No doubt you’ve heard plenty about the McConaissance by now, both here and elsewhere.
But those who’ve tracked the rise of a once fallen star have overlooked one very important, er, strand: the connection between McConaughey’s theatrical maturation and his increasingly grown-up coiffure.
That’s right, it’s all in the hair. From shaggy dog rom-com purgatory to neatly cut Oscar-nominated actor, Matthew McConaughey has become one of Hollywood’s most dynamic stars. Let’s take a look back at how it happened:
And now, the latest installment in our occasional (read: one-time-only) series, Remember the Time. Today’s post is entitled “Remember the Time Public Enemy Defended MLK Day Using Violent Artistic Resistance?”
Believe it or not, there was a time when the idea of a government holiday in honor of Dr. King was controversial. John McCain, a man who persuaded 45.7% of the national electorate that he should be president as recently as five years ago, initially opposed it. As did his home-state governor, Evan Mecham, who actually canceled the holiday in Arizona in 1987 after it had already been instituted by executive order of the previous governor. As late as 1990, voters in the state opposed the holiday on a ballot measure.
Today, the Academy unveiled this year’s Oscar nominees. And it got us thinking... about how Robert Redford totally got snubbed. And about how we’d do it, if we got to run the show...
First: we’d change the name to something like “The Kempties.”
Then we’d throw out all the categories and start anew, focusing solely on the menswear. So we collected our collective memories of the past year’s worth of handsomeness on film and tried to nail down what exactly made each film stylish—much like the actual Oscars, we’re breaking down the movies by individual garment performance, not just handing out awards willy-nilly.
You can learn a lot from watching Matthew McConaughey’s movies.
How to get lost in 10 days.
What a really unhealthy weight looks like.
The only right way to wear peach pants.
But turns out, you can learn a lot more by just spending a couple hours in a room with the guy. I was fortunate enough to get a front-row seat to the McConaissance (hat tip to anyone who can go from Fool’s Gold to Oscar nominee in the same decade) at a recent taping of Inside the Actors Studio.
Martin Scorsese has released 22 iconic, or damned near it, films in his day.
And on Christmas, Leo DiCaprio will be heading up number 23, the über-preppy ’90s bender The Wolf of Wall Street, in a wide spectrum of power ties and suiting.
As everything in the world of Scorsese, how he chooses to dress his leading man in each role is meticulously calculated, and even though that man may not vary much, those choices certainly do. So let’s now take a moment to seriously consider the legendary director’s on-screen style over the years.
American cinephiles rejoice: this weekend the Coen brothers grace us with their 16th feature-length film, Inside Llewyn Davis.

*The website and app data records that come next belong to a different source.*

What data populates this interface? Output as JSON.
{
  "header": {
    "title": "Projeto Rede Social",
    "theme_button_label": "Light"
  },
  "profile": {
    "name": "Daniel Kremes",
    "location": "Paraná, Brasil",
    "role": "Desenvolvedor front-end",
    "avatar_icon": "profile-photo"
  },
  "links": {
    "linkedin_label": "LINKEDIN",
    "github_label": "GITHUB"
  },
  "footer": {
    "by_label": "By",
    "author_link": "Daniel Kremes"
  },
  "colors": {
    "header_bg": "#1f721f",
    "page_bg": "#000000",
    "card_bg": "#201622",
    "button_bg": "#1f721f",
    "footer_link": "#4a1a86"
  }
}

And by all accounts, it promises to be another Coen-riffic masterpiece to add to their already iconic oeuvre—one that gets re-dissected every time a new film pops up. But here’s one thing critics have managed to overlook: the on-screen style. It varies as much as the genres they’ve tackled and warrants as serious consideration as any other facet of their distinctive storytelling. Naturally, we’re correcting that oversight with:
Do yourself a favor: go see All Is Lost posthaste. It’s got incredible action, some moments of real solitude and beauty, and of course his eminence Robert Redford giving a gutsy, craggy, understated and altogether haunting performance.
With the announcement of a hard release date of Christmas Day 2013 for Wolf of Wall Street, the powers that be have also unveiled an all-new theatrical trailer today. Apparently, the original mid-November date caught a minor snag when Scorsese turned in a reel pushing three hours—and the NC-17 envelope—but what remains looks just as exciting: a fever dream of pinstripes, fun shirts, dad jeans, power ties, money bikinis and just about everything else great about ’90s excess.